Professor Kno-Y revels in mission

Published 9:40 am Friday, April 9, 2010

Lifestyles & Features Editor

Lions and tigers and … clowns. Oh, my!
All these and more are expected with the arrival of the Cole Brothers Circus of the Stars in Washington for shows April 19-20.
Earlier this week, Professor Kno-Y paid a goodwill visit to Washington, and he dropped by the Washington Daily News office to chat about the circus and life as a clown.
“I’ve been a clown about 18 years, and this is my seventh year with the Cole Brothers,” said the “Professor,” who in real life goes by Roy Dietrich. “I get to tell everybody all the exciting things going on with the show.”
Dietrich, as Professor Kno-Y, often visits day care centers, nursing homes, schools and businesses to talk about circus life and all the excitement taking place under the Big Top.
The clown sees his job as a kind of ministry.
“I was going to go into foreign missionary work, and then we had a couple at our church who saw a clown at a fair. So, that was a different kind of missionary work,” Dietrich recalled. “When I got the job with Cole Brothers, I asked if I could still do ministry as a clown, and they said I could.”

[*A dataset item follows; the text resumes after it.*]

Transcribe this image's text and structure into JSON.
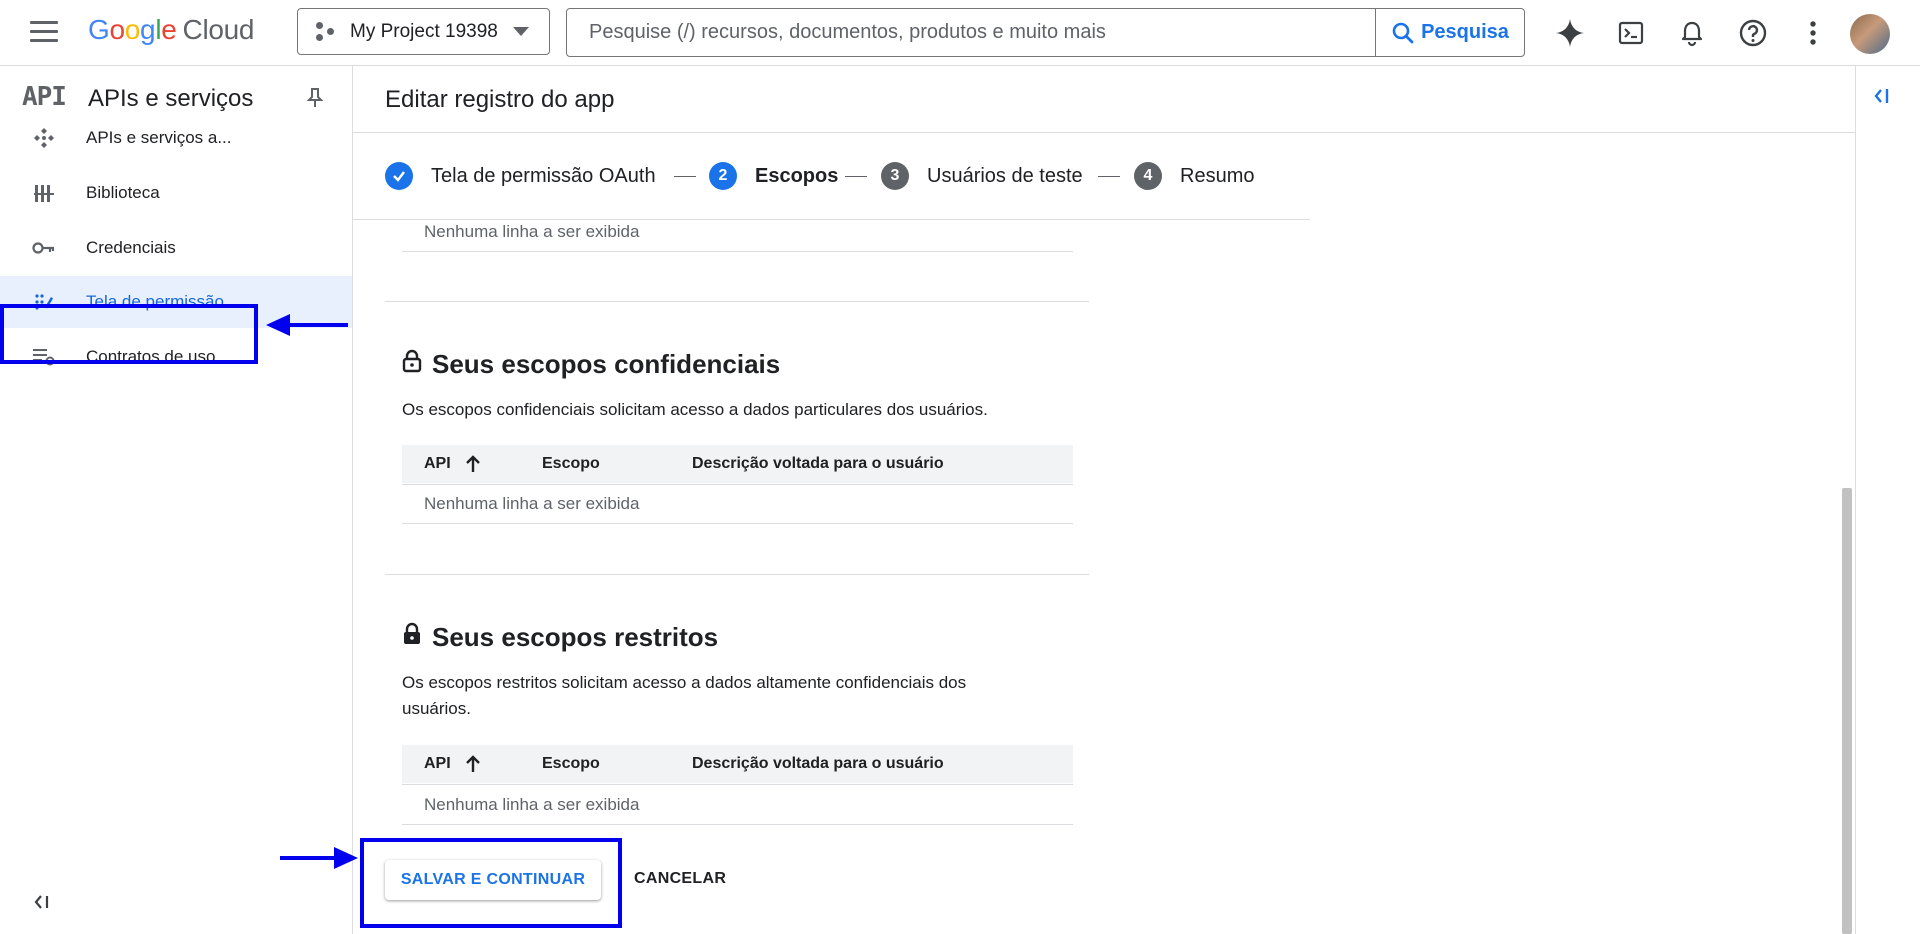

In addition to his duties with the circus, Dietrich has done missionary work in Belize, Honduras, Nicaragua, Jamaica and Israel.

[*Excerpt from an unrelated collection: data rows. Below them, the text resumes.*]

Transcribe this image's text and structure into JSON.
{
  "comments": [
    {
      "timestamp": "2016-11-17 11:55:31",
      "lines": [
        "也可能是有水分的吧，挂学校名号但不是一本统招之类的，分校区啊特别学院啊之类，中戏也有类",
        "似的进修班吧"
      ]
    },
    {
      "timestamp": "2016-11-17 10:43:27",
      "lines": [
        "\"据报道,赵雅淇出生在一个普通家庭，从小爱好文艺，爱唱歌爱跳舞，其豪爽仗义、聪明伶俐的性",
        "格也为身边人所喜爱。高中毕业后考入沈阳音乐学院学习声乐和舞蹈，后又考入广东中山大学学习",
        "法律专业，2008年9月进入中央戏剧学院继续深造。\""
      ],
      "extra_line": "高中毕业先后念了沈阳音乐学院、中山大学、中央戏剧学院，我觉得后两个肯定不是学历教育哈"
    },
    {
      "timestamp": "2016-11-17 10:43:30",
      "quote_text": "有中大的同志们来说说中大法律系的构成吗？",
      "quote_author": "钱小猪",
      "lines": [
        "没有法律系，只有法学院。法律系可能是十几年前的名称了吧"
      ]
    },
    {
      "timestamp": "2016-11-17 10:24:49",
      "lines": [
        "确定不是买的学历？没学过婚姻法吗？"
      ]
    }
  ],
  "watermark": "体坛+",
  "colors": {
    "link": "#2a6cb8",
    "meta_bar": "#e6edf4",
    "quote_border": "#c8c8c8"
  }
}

“I got this job with the circus through a friend who’s a clown, and this lets me tell people about the gospel,” Dietrich said.
While most clowns no longer officially register their faces and makeup designs, Dietrich said, it’s considered common courtesy not to copy another clown’s look. His makeup remains pretty much the same for each appearance, and his signature piece of clothing is a white lab coat, its pockets bulging with colored markers for signing autographs and balloons for making animals and flowers. He also sports oversized clown shoes marked “left” and “right,” and, of course, he wears each shoe on the wrong foot.

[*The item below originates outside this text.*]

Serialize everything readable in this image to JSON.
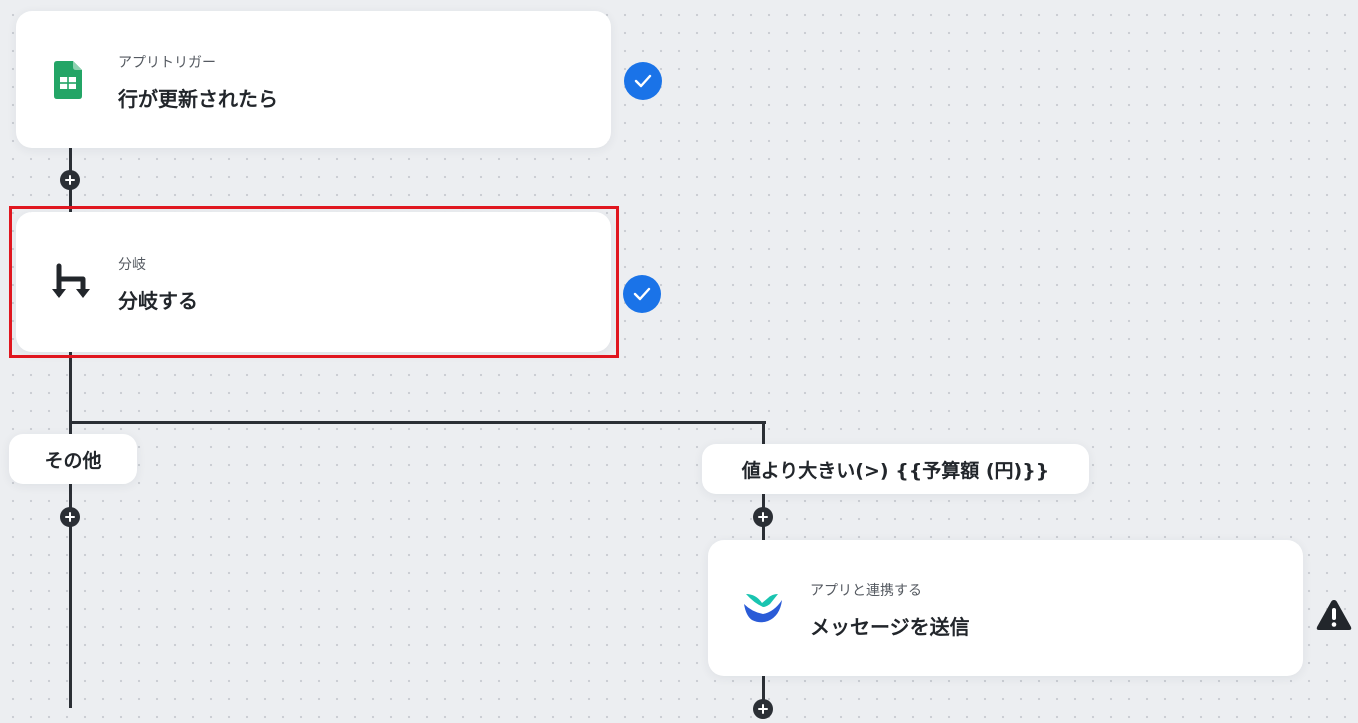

The circus has been in Myrtle Beach and Wilmington this week, and its scheduled stops in North Carolina include Wilson, Halifax and Jacksonville before arriving in Beaufort County, according to Bill Dundee, the marketing director who accompanied Professor Kno-Y to Washington. Dundee is almost as excited about his job with the circus as the clown is.
“To me, the animal acts are always real good because people have to take the time to teach them,” Dundee said. “This show is very hilarious, very funny.”
The lineup features elephants, lions, tigers, ponies, camels and zebras, along with human performances that include a high-wire act, balancing act, aerial ballet, free-style motor show and clowns’ escapades.
This year marks the 126th year of the Cole Brothers Circus, according to Dietrich.
“We’re the oldest tented circus in America, and the largest circus under the Big Top in the world,” he said.
John Pugh, president and chief executive officer of Cole Brothers, was inducted into the Circus Ring of Fame earlier this year in Sarasota, Fla. He’s also been recognized with the Ringling Museum’s Power Behind the Scenes award and the United Kingdom’s World’s Fair Association International Award.
The circus promises something for everyone, Dietrich added.
“It starts with a roar — the tigers — and ends with a bang — the human cannonball,” he said with a laugh.
Tickets for the Cole Brothers Circus of the Stars are available at Paradise Sounds &Music, Washington Square Mall. They also may be purchased at or by calling 1-888-332-5200.